Mutations in the SLC16A2 gene cause Allan-Herndon-Dudley syndrome. The SLC16A2 gene, also known as MCT8, provides instructions for making a protein that plays a critical role in the development of the nervous system. This protein transports the thyroid hormone T3 into nerve cells in the developing brain. Identified SLC16A2 mutations include truncations, in-frame deletions, nonsense and missense mutations and large exonic and multi-exonic deletion (exon 1 deletions are common). An interesting variant, c.1834delC, results in bypassing the natural stop codon, extending the MCT8 protein by 65 amino acids.
Allan-Herndon-Dudley syndrome is inherited in an X-linked recessive pattern; however, cases with de novo SLC16A2 mutations have also been reported.
Advancement in treatment research
Treatment options currently explored the focus on finding thyroid hormone-like compounds that bypass MCT8 and enter cells through different transporters. A recent study revealed that certain pathogenic SLC16A2 mutants may be responsive to (co-)treatment with readily available compounds that increase endogenous protein function.
Recently, a T3 analog (TRIAC) was tested in a multicentric clinical study in 46 patients. The results show a potential significant effect in reducing the side effects due to thyrotoxicosis, but the lack of an improvement in the mental status of patients, in addition to the onset in some cases of some mild side effects. A phase II international clinical trial has recently begun to verify the effect of TRIAC on the outcome of neurodevelopment in children less than 30 months old with AHDS.
The differential diagnosis of Allan-Herndon-Dudley syndrome includes the following:
- Pelizaeus-Merzbacher disease and Pelizaeus-Merzbacher-like disease (PLP1 and GJC2 genes mutations)
- Snyder-Robinson syndrome (SMS gene mutations)
- Metachromatic leukodystrophy (ARSA gene mutations)
- X-linked adrenoleukodystrophy (ABCD1 gene mutations)
- Krabbe disease (GALC gene mutations)
- Canavan disease (ASPA gene mutations)
- Hypothyroidism, congenital, nongoitrous, 6 (THRA gene mutations)

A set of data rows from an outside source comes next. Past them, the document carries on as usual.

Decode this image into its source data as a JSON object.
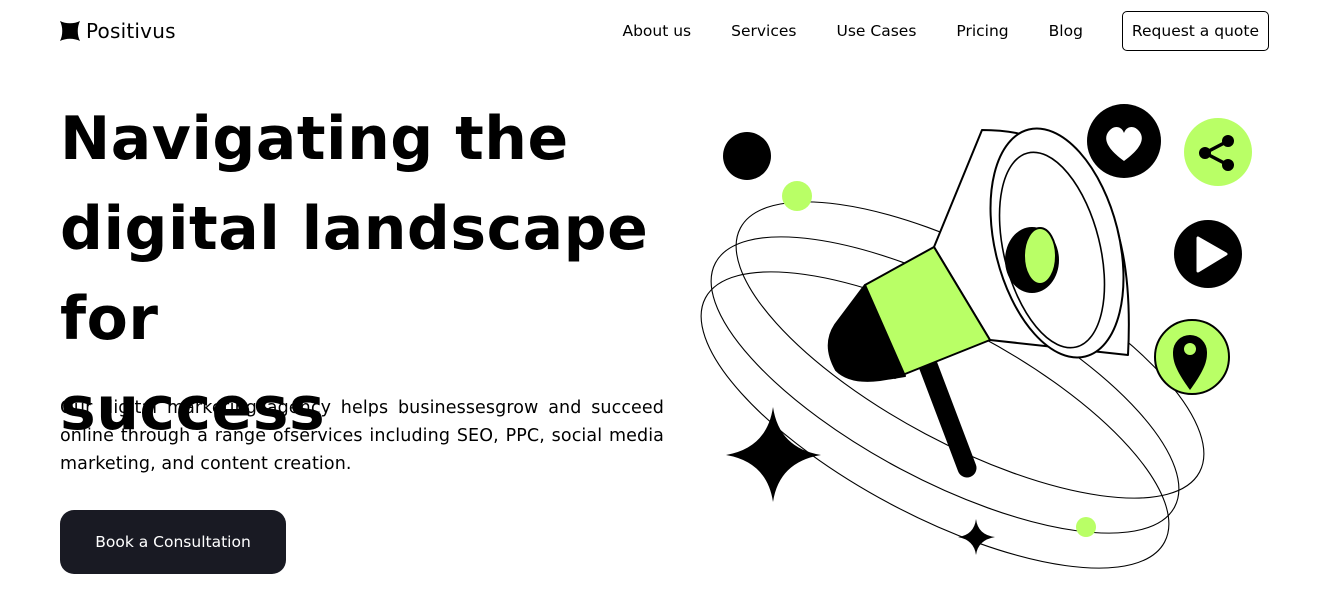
{
  "brand": {
    "name": "Positivus",
    "logo_icon": "sparkle-logo-icon"
  },
  "nav": {
    "links": [
      "About us",
      "Services",
      "Use Cases",
      "Pricing",
      "Blog"
    ],
    "cta_label": "Request a quote"
  },
  "hero": {
    "title_lines": [
      "Navigating the",
      "digital landscape for",
      "success"
    ],
    "description": "Our digital marketing agency helps businessesgrow and succeed online through a range ofservices including SEO, PPC, social media marketing, and content creation.",
    "cta_label": "Book a Consultation"
  },
  "illustration": {
    "icons": [
      "megaphone-icon",
      "heart-icon",
      "share-icon",
      "play-icon",
      "location-pin-icon",
      "sparkle-star-icon"
    ]
  },
  "colors": {
    "accent": "#B9FF66",
    "dark": "#191A23",
    "text": "#000000",
    "background": "#FFFFFF"
  }
}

- MECP2 duplication syndrome (MECP2 gene duplication)
Recommended testing workflow
For the diagnosis of Allan-Herndon-Dudley syndrome Breda Genetics recommends the following panel:

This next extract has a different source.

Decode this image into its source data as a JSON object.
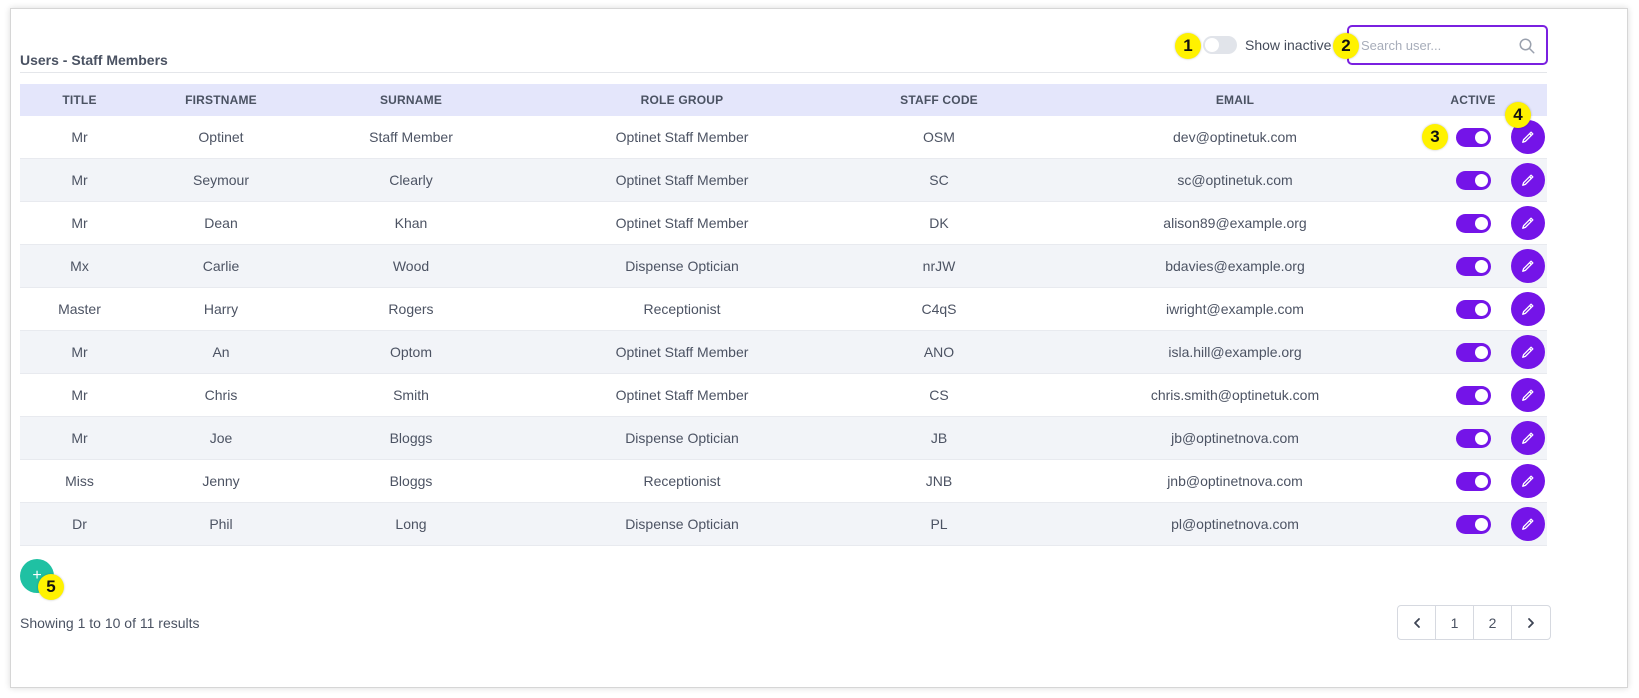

Efficient Activation of Pathogenic ΔPhe501 Mutation in Monocarboxylate Transporter 8 by Chemical and Pharmacological Chaperones. Braun D, Schweizer U. Endocrinology. 2015 Dec;156(12):4720-30 PMID 26368820
The Thyroid Hormone Analog DITPA Ameliorates Metabolic Parameters of Male Mice With Mct8 Deficiency. Ferrara AM, Liao XH, Ye H, Weiss RE, Dumitrescu AM, Refetoff S. Endocrinology. 2015 Nov;156(11):3889-94. PMID: 26322373

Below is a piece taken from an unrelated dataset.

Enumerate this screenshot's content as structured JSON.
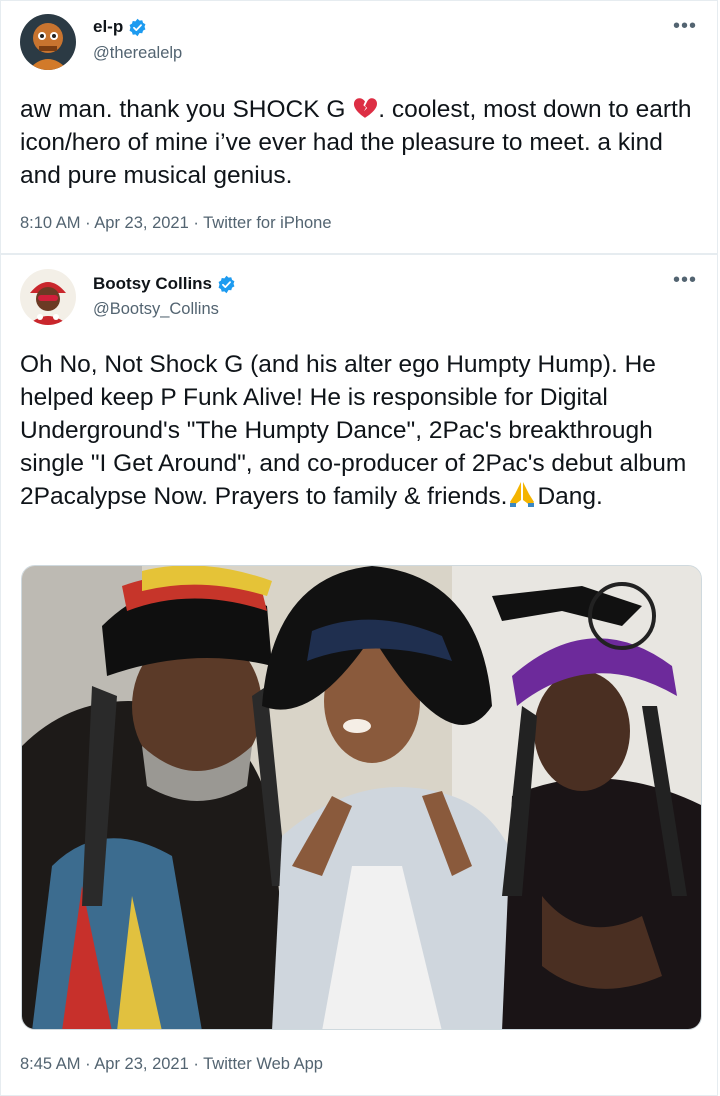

Vancamp P, Demeneix BA, Remaud S. Monocarboxylate Transporter 8 Deficiency: Delayed or Permanent Hypomyelination? Front Endocrinol (Lausanne). 2020 May 13;11:283. doi: 10.3389/fendo.2020.00283. PMID: 32477268